Sports internships are crucial to jump-starting your career. They’re about more than just fetching coffee and sorting files.
In fact, as the National Association of Colleges and Employers 2016 survey found, the average offer rate to interns is 72.7 percent, the highest it has been since the peak of the pre-recession market. What’s more, the overall conversion rate is 61.9 percent — that’s a 13-year high.
The value of sports internships cannot be overstated. We spoke with Billy Voltaire, assistant athletic trainer/physical therapist for the Denver Broncos, about his career experiences and how he made the most out of his internship.
Here’s what Voltaire had to say:
Research and Reach Out
Voltaire did more during his college experience than just go to class. He thought ahead:
In order to get an internship in the NFL, I reviewed the Professional Football Athletic Trainer’s Society website while in grad school. I paid close attention to the credentials, universities, and internships the current members took to get their foot in the door.
Once I had realized what the “trend” or needs of most teams were, I decided to pursue a degree in athletic training, specifically with a university with NFL connections, good reputation for building professionals, and a Division I football program.
During my time at Florida International University, I consulted with our Clinical Education Director, Michelle Odai, to help me get my application out to all 32 teams.
Tip: Research connections you want to make in your industry. Consider what the industry needs and develop an action plan on what to study and how to build those must-have skills.
If you need help tailoring your resume and applications for sports internships, reach out to your network, like a college professor or colleague, or other resume writing services.
The Three Must-Haves
Voltaire’s success came from a simple set of principles:
In this business, it takes three main intangibles to succeed and provide the best possible care to your patients.
You must be passionate about what you do, you must have relentless and consistent work ethic, and most of all, you have to have good character and be a professional. If you are doing this for any reason other than passion and love, you won’t make it far.
Tip: Cultivate a sense of strong work ethic, professionalism, and passion during your education and career. Watch those whom you respect and note their level of dedication and commitment. Try to emulate that.
Teamwork and Consistency
Every day, Voltaire needs to be reliable and bring his best:
Regardless of the task at hand, I know that my role, just like anyone else’s in this organization, is an important one. I have to bring my A game every single day.
There is no room for “bad days” because the team depends on every cog in the wheel to keep this thing rolling. So whether it’s reading late at night, calling friends of mine to discuss a difficult case, or simply learning how be a better teammate or leader, I work relentlessly to get better.
The players feed off of your energy — a positive training room is a relatively healthy one. Your patients will get better faster if they have a positive rehab experience.

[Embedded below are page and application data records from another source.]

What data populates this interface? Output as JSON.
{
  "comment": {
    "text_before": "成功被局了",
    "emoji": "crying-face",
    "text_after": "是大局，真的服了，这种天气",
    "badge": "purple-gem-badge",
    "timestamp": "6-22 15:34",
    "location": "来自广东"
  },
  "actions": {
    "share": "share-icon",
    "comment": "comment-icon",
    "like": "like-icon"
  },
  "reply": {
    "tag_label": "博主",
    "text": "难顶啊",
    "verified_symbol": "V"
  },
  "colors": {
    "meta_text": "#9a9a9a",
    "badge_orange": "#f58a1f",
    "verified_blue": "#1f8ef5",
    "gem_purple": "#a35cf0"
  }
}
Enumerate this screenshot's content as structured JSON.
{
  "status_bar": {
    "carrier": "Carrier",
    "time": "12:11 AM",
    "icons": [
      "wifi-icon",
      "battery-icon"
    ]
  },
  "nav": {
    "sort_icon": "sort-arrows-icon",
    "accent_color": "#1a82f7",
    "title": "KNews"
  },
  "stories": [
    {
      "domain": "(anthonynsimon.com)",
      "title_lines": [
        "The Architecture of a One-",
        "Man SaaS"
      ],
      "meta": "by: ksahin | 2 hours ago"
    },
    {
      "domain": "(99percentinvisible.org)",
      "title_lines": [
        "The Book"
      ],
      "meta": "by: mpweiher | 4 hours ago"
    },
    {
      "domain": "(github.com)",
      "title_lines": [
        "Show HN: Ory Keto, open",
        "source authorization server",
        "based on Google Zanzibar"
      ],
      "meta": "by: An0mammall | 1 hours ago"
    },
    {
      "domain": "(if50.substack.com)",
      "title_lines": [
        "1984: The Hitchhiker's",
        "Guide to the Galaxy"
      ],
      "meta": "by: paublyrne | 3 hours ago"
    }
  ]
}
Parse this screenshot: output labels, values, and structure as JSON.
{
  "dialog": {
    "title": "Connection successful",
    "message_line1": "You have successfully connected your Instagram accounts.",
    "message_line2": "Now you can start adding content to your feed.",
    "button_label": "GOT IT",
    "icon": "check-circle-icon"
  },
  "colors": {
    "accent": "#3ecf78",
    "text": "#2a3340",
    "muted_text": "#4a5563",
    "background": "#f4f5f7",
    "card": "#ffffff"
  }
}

He also learned how to adapt to his new profession:
In my previous profession, I spent more time working toward individual goals because there was no team. But during my time as an intern, I quickly learned to put “I” on the backseat and focus on “we.”
It taught me to rely on others, to be consistent and predictable, and to help build others.

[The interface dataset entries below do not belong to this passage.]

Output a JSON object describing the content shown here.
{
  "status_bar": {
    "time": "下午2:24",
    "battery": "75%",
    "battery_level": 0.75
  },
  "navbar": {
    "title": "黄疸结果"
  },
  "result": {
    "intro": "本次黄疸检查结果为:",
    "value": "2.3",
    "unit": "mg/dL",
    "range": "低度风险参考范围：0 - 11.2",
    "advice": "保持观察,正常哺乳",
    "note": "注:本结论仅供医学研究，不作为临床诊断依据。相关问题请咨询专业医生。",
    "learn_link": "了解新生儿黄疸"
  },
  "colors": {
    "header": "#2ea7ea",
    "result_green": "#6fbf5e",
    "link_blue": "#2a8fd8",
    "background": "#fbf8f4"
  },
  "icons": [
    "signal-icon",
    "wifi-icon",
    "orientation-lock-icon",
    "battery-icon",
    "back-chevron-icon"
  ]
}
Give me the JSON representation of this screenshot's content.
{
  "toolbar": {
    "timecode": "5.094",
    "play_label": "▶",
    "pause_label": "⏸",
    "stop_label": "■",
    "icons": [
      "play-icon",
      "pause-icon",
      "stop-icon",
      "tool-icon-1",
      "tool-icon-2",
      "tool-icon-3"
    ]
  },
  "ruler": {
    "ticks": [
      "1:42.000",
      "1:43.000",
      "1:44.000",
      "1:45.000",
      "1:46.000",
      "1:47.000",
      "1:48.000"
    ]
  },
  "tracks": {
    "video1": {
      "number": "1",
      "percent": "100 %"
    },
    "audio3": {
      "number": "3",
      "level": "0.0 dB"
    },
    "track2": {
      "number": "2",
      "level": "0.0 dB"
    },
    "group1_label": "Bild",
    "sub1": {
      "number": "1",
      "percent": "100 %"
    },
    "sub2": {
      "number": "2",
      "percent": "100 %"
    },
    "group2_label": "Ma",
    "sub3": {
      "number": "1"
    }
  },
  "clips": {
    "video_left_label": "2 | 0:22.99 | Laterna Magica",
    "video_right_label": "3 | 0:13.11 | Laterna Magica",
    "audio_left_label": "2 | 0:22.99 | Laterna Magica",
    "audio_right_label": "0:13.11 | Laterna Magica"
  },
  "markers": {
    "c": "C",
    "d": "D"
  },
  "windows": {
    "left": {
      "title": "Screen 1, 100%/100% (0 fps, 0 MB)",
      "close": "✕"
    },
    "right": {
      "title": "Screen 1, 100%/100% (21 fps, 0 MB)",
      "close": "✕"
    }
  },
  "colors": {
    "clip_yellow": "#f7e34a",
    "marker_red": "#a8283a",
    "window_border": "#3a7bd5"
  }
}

Tip: Understand your role in the industry, no matter your position. When you know the impact you have on others and on the larger scale, you’re more likely to put in hard work consistently and stick by your colleagues until the job is done.

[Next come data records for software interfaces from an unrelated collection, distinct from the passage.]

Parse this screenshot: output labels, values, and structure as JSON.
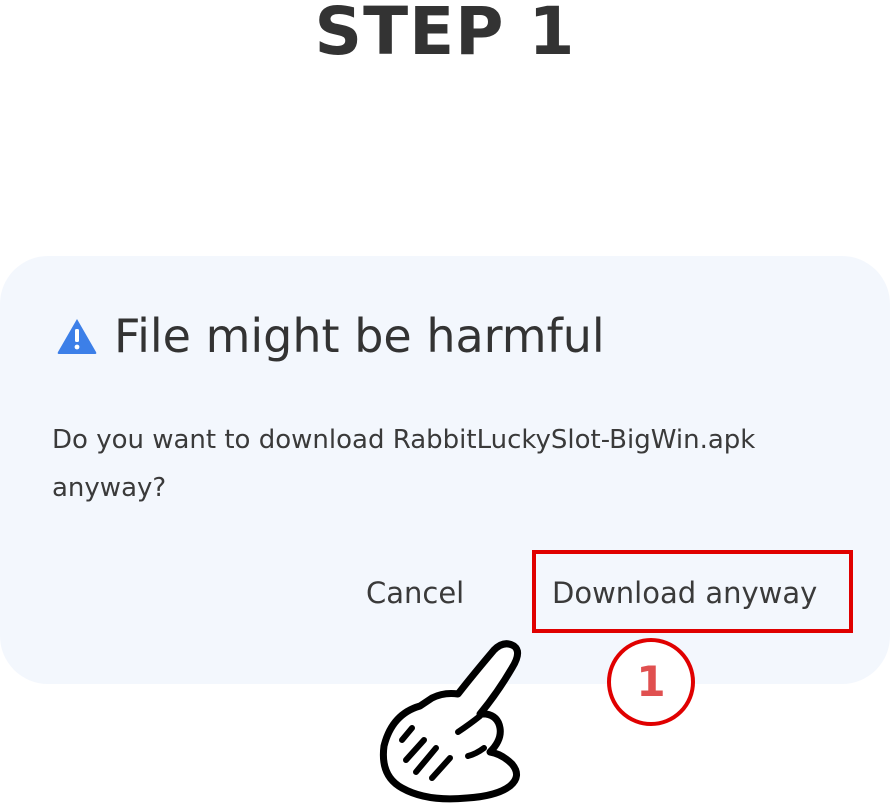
{
  "step": {
    "title": "STEP 1",
    "marker_number": "1"
  },
  "dialog": {
    "icon": "warning-icon",
    "title": "File might be harmful",
    "message": "Do you want to download RabbitLuckySlot-BigWin.apk anyway?",
    "buttons": {
      "cancel_label": "Cancel",
      "download_label": "Download anyway"
    }
  },
  "colors": {
    "dialog_background": "#f3f7fd",
    "warning_icon": "#3c7fe8",
    "highlight": "#e00000",
    "title_text": "#333333"
  },
  "annotation": {
    "pointer": "pointing-hand-icon",
    "highlight_target": "Download anyway"
  }
}
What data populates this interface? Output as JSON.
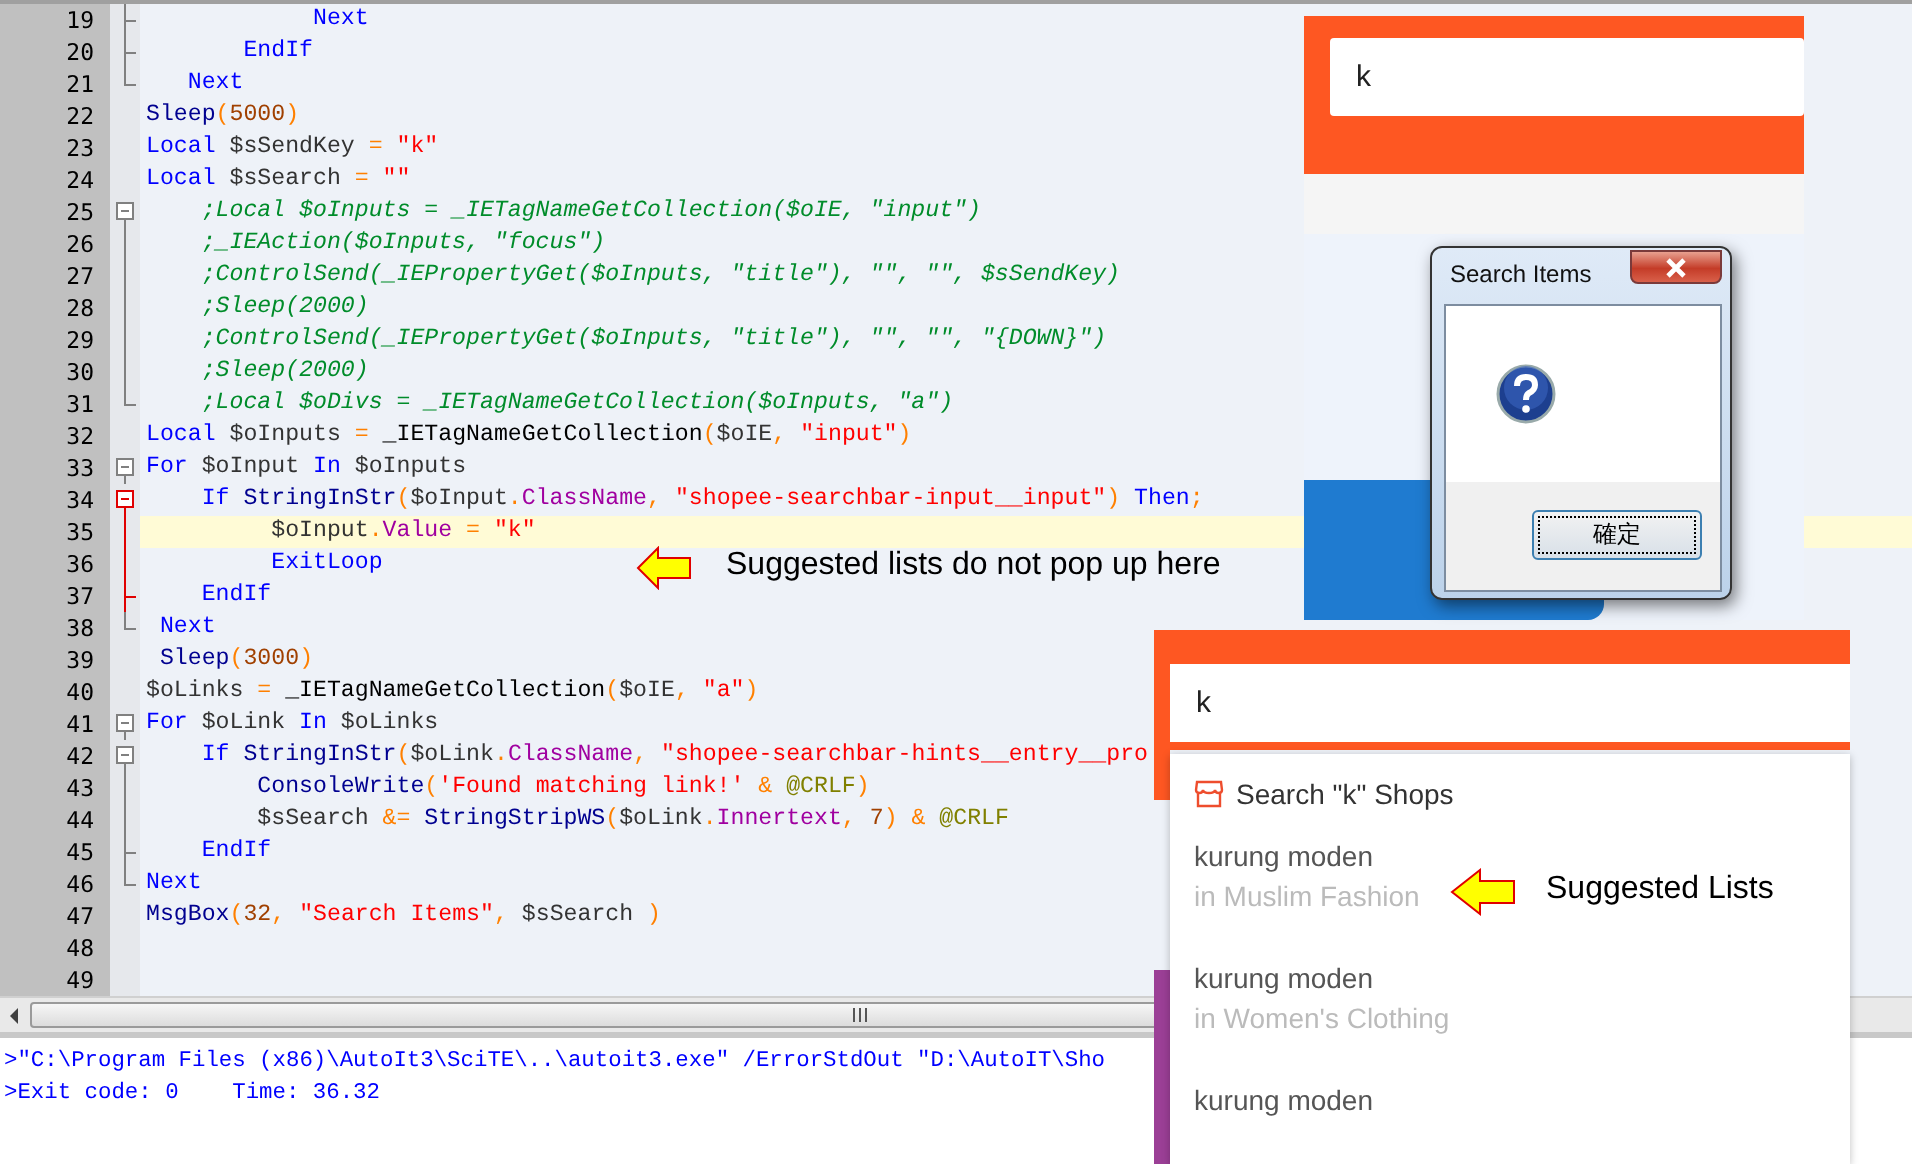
{
  "editor": {
    "lines": [
      {
        "number": "19",
        "highlighted": false,
        "fold": {
          "kind": "tick",
          "active": false
        },
        "tokens": [
          {
            "kind": "keyword",
            "text": "            Next"
          }
        ]
      },
      {
        "number": "20",
        "highlighted": false,
        "fold": {
          "kind": "tick",
          "active": false
        },
        "tokens": [
          {
            "kind": "keyword",
            "text": "       EndIf"
          }
        ]
      },
      {
        "number": "21",
        "highlighted": false,
        "fold": {
          "kind": "end",
          "active": false
        },
        "tokens": [
          {
            "kind": "keyword",
            "text": "   Next"
          }
        ]
      },
      {
        "number": "22",
        "highlighted": false,
        "tokens": [
          {
            "kind": "function",
            "text": "Sleep"
          },
          {
            "kind": "operator",
            "text": "("
          },
          {
            "kind": "number",
            "text": "5000"
          },
          {
            "kind": "operator",
            "text": ")"
          }
        ]
      },
      {
        "number": "23",
        "highlighted": false,
        "tokens": [
          {
            "kind": "keyword",
            "text": "Local"
          },
          {
            "kind": "variable",
            "text": " $sSendKey "
          },
          {
            "kind": "operator",
            "text": "="
          },
          {
            "kind": "string",
            "text": " \"k\""
          }
        ]
      },
      {
        "number": "24",
        "highlighted": false,
        "tokens": [
          {
            "kind": "keyword",
            "text": "Local"
          },
          {
            "kind": "variable",
            "text": " $sSearch "
          },
          {
            "kind": "operator",
            "text": "="
          },
          {
            "kind": "string",
            "text": " \"\""
          }
        ]
      },
      {
        "number": "25",
        "highlighted": false,
        "fold": {
          "kind": "open",
          "active": false
        },
        "tokens": [
          {
            "kind": "comment",
            "text": "    ;Local $oInputs = _IETagNameGetCollection($oIE, \"input\")"
          }
        ]
      },
      {
        "number": "26",
        "highlighted": false,
        "fold": {
          "kind": "line",
          "active": false
        },
        "tokens": [
          {
            "kind": "comment",
            "text": "    ;_IEAction($oInputs, \"focus\")"
          }
        ]
      },
      {
        "number": "27",
        "highlighted": false,
        "fold": {
          "kind": "line",
          "active": false
        },
        "tokens": [
          {
            "kind": "comment",
            "text": "    ;ControlSend(_IEPropertyGet($oInputs, \"title\"), \"\", \"\", $sSendKey)"
          }
        ]
      },
      {
        "number": "28",
        "highlighted": false,
        "fold": {
          "kind": "line",
          "active": false
        },
        "tokens": [
          {
            "kind": "comment",
            "text": "    ;Sleep(2000)"
          }
        ]
      },
      {
        "number": "29",
        "highlighted": false,
        "fold": {
          "kind": "line",
          "active": false
        },
        "tokens": [
          {
            "kind": "comment",
            "text": "    ;ControlSend(_IEPropertyGet($oInputs, \"title\"), \"\", \"\", \"{DOWN}\")"
          }
        ]
      },
      {
        "number": "30",
        "highlighted": false,
        "fold": {
          "kind": "line",
          "active": false
        },
        "tokens": [
          {
            "kind": "comment",
            "text": "    ;Sleep(2000)"
          }
        ]
      },
      {
        "number": "31",
        "highlighted": false,
        "fold": {
          "kind": "end",
          "active": false
        },
        "tokens": [
          {
            "kind": "comment",
            "text": "    ;Local $oDivs = _IETagNameGetCollection($oInputs, \"a\")"
          }
        ]
      },
      {
        "number": "32",
        "highlighted": false,
        "tokens": [
          {
            "kind": "keyword",
            "text": "Local"
          },
          {
            "kind": "variable",
            "text": " $oInputs "
          },
          {
            "kind": "operator",
            "text": "="
          },
          {
            "kind": "plain",
            "text": " _IETagNameGetCollection"
          },
          {
            "kind": "operator",
            "text": "("
          },
          {
            "kind": "variable",
            "text": "$oIE"
          },
          {
            "kind": "operator",
            "text": ","
          },
          {
            "kind": "string",
            "text": " \"input\""
          },
          {
            "kind": "operator",
            "text": ")"
          }
        ]
      },
      {
        "number": "33",
        "highlighted": false,
        "fold": {
          "kind": "open",
          "active": false
        },
        "tokens": [
          {
            "kind": "keyword",
            "text": "For"
          },
          {
            "kind": "variable",
            "text": " $oInput "
          },
          {
            "kind": "keyword",
            "text": "In"
          },
          {
            "kind": "variable",
            "text": " $oInputs"
          }
        ]
      },
      {
        "number": "34",
        "highlighted": false,
        "fold": {
          "kind": "open",
          "active": true
        },
        "tokens": [
          {
            "kind": "keyword",
            "text": "    If"
          },
          {
            "kind": "function",
            "text": " StringInStr"
          },
          {
            "kind": "operator",
            "text": "("
          },
          {
            "kind": "variable",
            "text": "$oInput"
          },
          {
            "kind": "operator",
            "text": "."
          },
          {
            "kind": "property",
            "text": "ClassName"
          },
          {
            "kind": "operator",
            "text": ","
          },
          {
            "kind": "string",
            "text": " \"shopee-searchbar-input__input\""
          },
          {
            "kind": "operator",
            "text": ")"
          },
          {
            "kind": "keyword",
            "text": " Then"
          },
          {
            "kind": "operator",
            "text": ";"
          }
        ]
      },
      {
        "number": "35",
        "highlighted": true,
        "fold": {
          "kind": "line",
          "active": true
        },
        "tokens": [
          {
            "kind": "variable",
            "text": "         $oInput"
          },
          {
            "kind": "operator",
            "text": "."
          },
          {
            "kind": "property",
            "text": "Value"
          },
          {
            "kind": "operator",
            "text": " ="
          },
          {
            "kind": "string",
            "text": " \"k\""
          }
        ]
      },
      {
        "number": "36",
        "highlighted": false,
        "fold": {
          "kind": "line",
          "active": true
        },
        "tokens": [
          {
            "kind": "keyword",
            "text": "         ExitLoop"
          }
        ]
      },
      {
        "number": "37",
        "highlighted": false,
        "fold": {
          "kind": "tick",
          "active": true
        },
        "tokens": [
          {
            "kind": "keyword",
            "text": "    EndIf"
          }
        ]
      },
      {
        "number": "38",
        "highlighted": false,
        "fold": {
          "kind": "end",
          "active": false
        },
        "tokens": [
          {
            "kind": "keyword",
            "text": " Next"
          }
        ]
      },
      {
        "number": "39",
        "highlighted": false,
        "tokens": [
          {
            "kind": "function",
            "text": " Sleep"
          },
          {
            "kind": "operator",
            "text": "("
          },
          {
            "kind": "number",
            "text": "3000"
          },
          {
            "kind": "operator",
            "text": ")"
          }
        ]
      },
      {
        "number": "40",
        "highlighted": false,
        "tokens": [
          {
            "kind": "variable",
            "text": "$oLinks "
          },
          {
            "kind": "operator",
            "text": "="
          },
          {
            "kind": "plain",
            "text": " _IETagNameGetCollection"
          },
          {
            "kind": "operator",
            "text": "("
          },
          {
            "kind": "variable",
            "text": "$oIE"
          },
          {
            "kind": "operator",
            "text": ","
          },
          {
            "kind": "string",
            "text": " \"a\""
          },
          {
            "kind": "operator",
            "text": ")"
          }
        ]
      },
      {
        "number": "41",
        "highlighted": false,
        "fold": {
          "kind": "open",
          "active": false
        },
        "tokens": [
          {
            "kind": "keyword",
            "text": "For"
          },
          {
            "kind": "variable",
            "text": " $oLink "
          },
          {
            "kind": "keyword",
            "text": "In"
          },
          {
            "kind": "variable",
            "text": " $oLinks"
          }
        ]
      },
      {
        "number": "42",
        "highlighted": false,
        "fold": {
          "kind": "open",
          "active": false
        },
        "tokens": [
          {
            "kind": "keyword",
            "text": "    If"
          },
          {
            "kind": "function",
            "text": " StringInStr"
          },
          {
            "kind": "operator",
            "text": "("
          },
          {
            "kind": "variable",
            "text": "$oLink"
          },
          {
            "kind": "operator",
            "text": "."
          },
          {
            "kind": "property",
            "text": "ClassName"
          },
          {
            "kind": "operator",
            "text": ","
          },
          {
            "kind": "string",
            "text": " \"shopee-searchbar-hints__entry__pro"
          }
        ]
      },
      {
        "number": "43",
        "highlighted": false,
        "fold": {
          "kind": "line",
          "active": false
        },
        "tokens": [
          {
            "kind": "function",
            "text": "        ConsoleWrite"
          },
          {
            "kind": "operator",
            "text": "("
          },
          {
            "kind": "string",
            "text": "'Found matching link!'"
          },
          {
            "kind": "operator",
            "text": " &"
          },
          {
            "kind": "macro",
            "text": " @CRLF"
          },
          {
            "kind": "operator",
            "text": ")"
          }
        ]
      },
      {
        "number": "44",
        "highlighted": false,
        "fold": {
          "kind": "line",
          "active": false
        },
        "tokens": [
          {
            "kind": "variable",
            "text": "        $sSearch "
          },
          {
            "kind": "operator",
            "text": "&="
          },
          {
            "kind": "function",
            "text": " StringStripWS"
          },
          {
            "kind": "operator",
            "text": "("
          },
          {
            "kind": "variable",
            "text": "$oLink"
          },
          {
            "kind": "operator",
            "text": "."
          },
          {
            "kind": "property",
            "text": "Innertext"
          },
          {
            "kind": "operator",
            "text": ","
          },
          {
            "kind": "number",
            "text": " 7"
          },
          {
            "kind": "operator",
            "text": ")"
          },
          {
            "kind": "operator",
            "text": " &"
          },
          {
            "kind": "macro",
            "text": " @CRLF"
          }
        ]
      },
      {
        "number": "45",
        "highlighted": false,
        "fold": {
          "kind": "tick",
          "active": false
        },
        "tokens": [
          {
            "kind": "keyword",
            "text": "    EndIf"
          }
        ]
      },
      {
        "number": "46",
        "highlighted": false,
        "fold": {
          "kind": "end",
          "active": false
        },
        "tokens": [
          {
            "kind": "keyword",
            "text": "Next"
          }
        ]
      },
      {
        "number": "47",
        "highlighted": false,
        "tokens": [
          {
            "kind": "function",
            "text": "MsgBox"
          },
          {
            "kind": "operator",
            "text": "("
          },
          {
            "kind": "number",
            "text": "32"
          },
          {
            "kind": "operator",
            "text": ","
          },
          {
            "kind": "string",
            "text": " \"Search Items\""
          },
          {
            "kind": "operator",
            "text": ","
          },
          {
            "kind": "variable",
            "text": " $sSearch "
          },
          {
            "kind": "operator",
            "text": ")"
          }
        ]
      },
      {
        "number": "48",
        "highlighted": false
      },
      {
        "number": "49",
        "highlighted": false
      }
    ]
  },
  "output": {
    "lines": [
      ">\"C:\\Program Files (x86)\\AutoIt3\\SciTE\\..\\autoit3.exe\" /ErrorStdOut \"D:\\AutoIT\\Sho",
      ">Exit code: 0    Time: 36.32"
    ]
  },
  "annotations": [
    {
      "text": "Suggested lists do not pop up here"
    },
    {
      "text": "Suggested Lists"
    }
  ],
  "browser_top": {
    "search_value": "k"
  },
  "message_box": {
    "title": "Search Items",
    "button": "確定"
  },
  "browser_bottom": {
    "search_value": "k",
    "shop_search": "Search \"k\" Shops",
    "suggestions": [
      {
        "term": "kurung moden",
        "category": "in Muslim Fashion"
      },
      {
        "term": "kurung moden",
        "category": "in Women's Clothing"
      },
      {
        "term": "kurung moden"
      }
    ]
  }
}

The Value of Your Network
To maintain the momentum of his career growth, Voltaire relied on his connections:
Communicate with your previous colleagues — this profession is small and you are always a person or two away from knowing someone.
Don’t underestimate the power of relationships forged or broken with classmates, professors, and fellow interns; they may one day be a deciding factor in employment or internships.
Tip: Remember that every person you meet can have an impact on whether or not you get those sports internships you applied for or if you get an interview for your dream job.
Maintain and build the relationships you have, and look to create other valuable ones. Start by joining professional organizations and attending networking events.
Change Your Mindset
Voltaire relied on his unique perspective of his opportunities to stay focused and succeed:
I came in with a game plan and stuck with it. I would suggest future interns treat their clinical rotations and internships as month-long interviews — attack each day as a new one, and find a way to let the nerves go sooner than later.
Tip: Just as Voltaire did, create an action plan with a clear idea of success. Then follow it and never give up until you achieve your goals.
Most importantly, treat sports internships and every other career opportunity as a new, exciting step in your path to continued success. Instead of worrying and being nervous, focus on doing your best work.
How are you making the most out of sports internships?